I just watched It Is Mathematically Sound To Plan for An Indefinite Blocksize Increase and I have some questions.
Brilliant video, by the way.
About the premisse that a linear growth running on top of a exponential growth hardware is sustainable, I agree 100% with that.
I also don't think it's worth spending too much time on problems that are coming only many years into the future.
That said, here are my questions:
How exactly do you guarantee that growth in the number of transactions will be linear?
Population growth can theoretically be exponential, and the number of smart devices per person, transitioning ever smaller amounts at higher frequencies could result in at least "n log n" growth rate, no?
Will bitcoin cash just "die" if the hardware market fails to keep up with Moore's law in the future?
Past results are not a guarantee of future results. So while I agree that it's a reasonable assumption that Moore's law will continue for the next 100 years, I don't think it's a good idea to take gigantic risks relying on it (see: fat-tailed risks).
Is there any truth that to the claim that the full ledger could get to Petabyte size before we have consumer Petabyte sized hard drives?
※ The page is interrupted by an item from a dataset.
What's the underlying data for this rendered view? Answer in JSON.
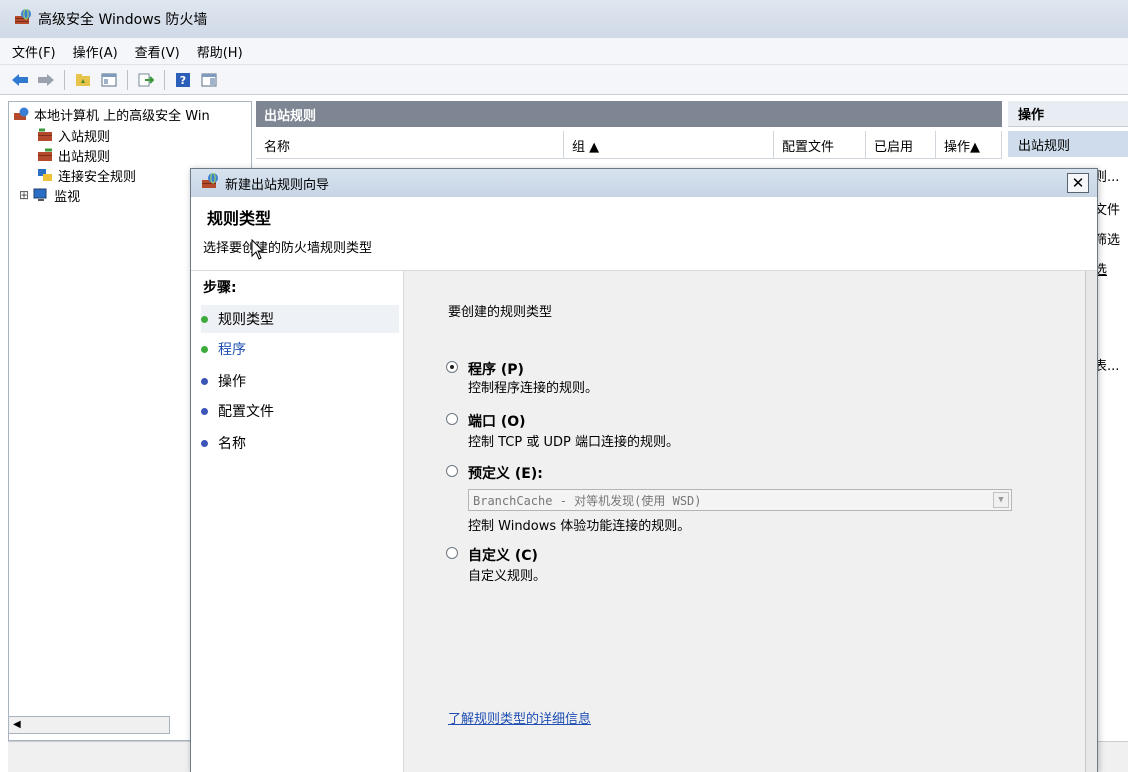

Has anyone tried to estimate that with optimistic and pessimistic scenarios?
Is there any theory about the possibility of an archive mechanism for bitcoin cash?
Let's say the ledger starts to get too big, but that a huge chunk of the ledger is just historical data (and mostly irrelevant).
Most gigantic databases systems have "archive" mechanisms (i.e. move old and rarely accessed data into cheaper storage, often read-only) , are there any ideas for such a system in bitcoin?
Are there any fundamental properties which makes an archive mechanism impossible for a system such as bitcoin cash?